### Problem to solve
Please repeat the records below exactly, skipping any pictures.

==========

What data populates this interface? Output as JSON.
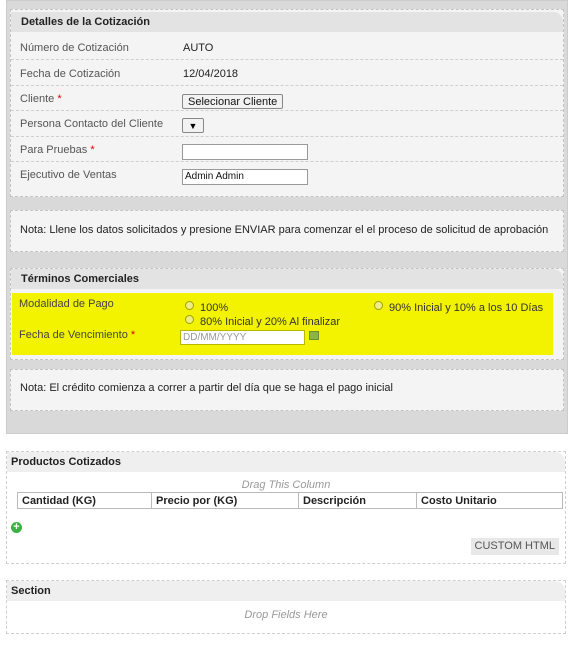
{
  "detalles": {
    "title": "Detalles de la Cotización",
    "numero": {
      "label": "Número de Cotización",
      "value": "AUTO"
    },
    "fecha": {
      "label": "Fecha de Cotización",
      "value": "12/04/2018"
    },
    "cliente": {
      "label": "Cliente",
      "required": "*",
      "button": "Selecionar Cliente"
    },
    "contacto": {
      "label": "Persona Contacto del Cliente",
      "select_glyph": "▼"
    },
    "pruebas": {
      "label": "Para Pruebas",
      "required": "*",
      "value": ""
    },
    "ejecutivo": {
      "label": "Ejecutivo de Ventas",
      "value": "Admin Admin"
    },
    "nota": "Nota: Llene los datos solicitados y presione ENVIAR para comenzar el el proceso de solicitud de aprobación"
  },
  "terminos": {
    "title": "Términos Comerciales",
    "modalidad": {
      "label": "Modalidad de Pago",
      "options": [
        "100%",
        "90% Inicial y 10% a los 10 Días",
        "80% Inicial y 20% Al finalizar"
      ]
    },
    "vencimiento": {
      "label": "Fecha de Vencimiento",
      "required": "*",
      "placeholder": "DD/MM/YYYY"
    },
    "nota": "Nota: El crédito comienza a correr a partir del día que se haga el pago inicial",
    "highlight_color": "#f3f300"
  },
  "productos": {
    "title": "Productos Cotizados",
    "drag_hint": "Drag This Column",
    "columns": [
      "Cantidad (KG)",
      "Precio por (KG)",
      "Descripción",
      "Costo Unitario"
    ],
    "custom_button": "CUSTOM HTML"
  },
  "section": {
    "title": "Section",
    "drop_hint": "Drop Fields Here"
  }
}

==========

### Solution for this task
What data populates this interface? Output as JSON.
{
  "detalles": {
    "title": "Detalles de la Cotización",
    "numero": {
      "label": "Número de Cotización",
      "value": "AUTO"
    },
    "fecha": {
      "label": "Fecha de Cotización",
      "value": "12/04/2018"
    },
    "cliente": {
      "label": "Cliente",
      "required": "*",
      "button": "Selecionar Cliente"
    },
    "contacto": {
      "label": "Persona Contacto del Cliente",
      "select_glyph": "▼"
    },
    "pruebas": {
      "label": "Para Pruebas",
      "required": "*",
      "value": ""
    },
    "ejecutivo": {
      "label": "Ejecutivo de Ventas",
      "value": "Admin Admin"
    },
    "nota": "Nota: Llene los datos solicitados y presione ENVIAR para comenzar el el proceso de solicitud de aprobación"
  },
  "terminos": {
    "title": "Términos Comerciales",
    "modalidad": {
      "label": "Modalidad de Pago",
      "options": [
        "100%",
        "90% Inicial y 10% a los 10 Días",
        "80% Inicial y 20% Al finalizar"
      ]
    },
    "vencimiento": {
      "label": "Fecha de Vencimiento",
      "required": "*",
      "placeholder": "DD/MM/YYYY"
    },
    "nota": "Nota: El crédito comienza a correr a partir del día que se haga el pago inicial",
    "highlight_color": "#f3f300"
  },
  "productos": {
    "title": "Productos Cotizados",
    "drag_hint": "Drag This Column",
    "columns": [
      "Cantidad (KG)",
      "Precio por (KG)",
      "Descripción",
      "Costo Unitario"
    ],
    "custom_button": "CUSTOM HTML"
  },
  "section": {
    "title": "Section",
    "drop_hint": "Drop Fields Here"
  }
}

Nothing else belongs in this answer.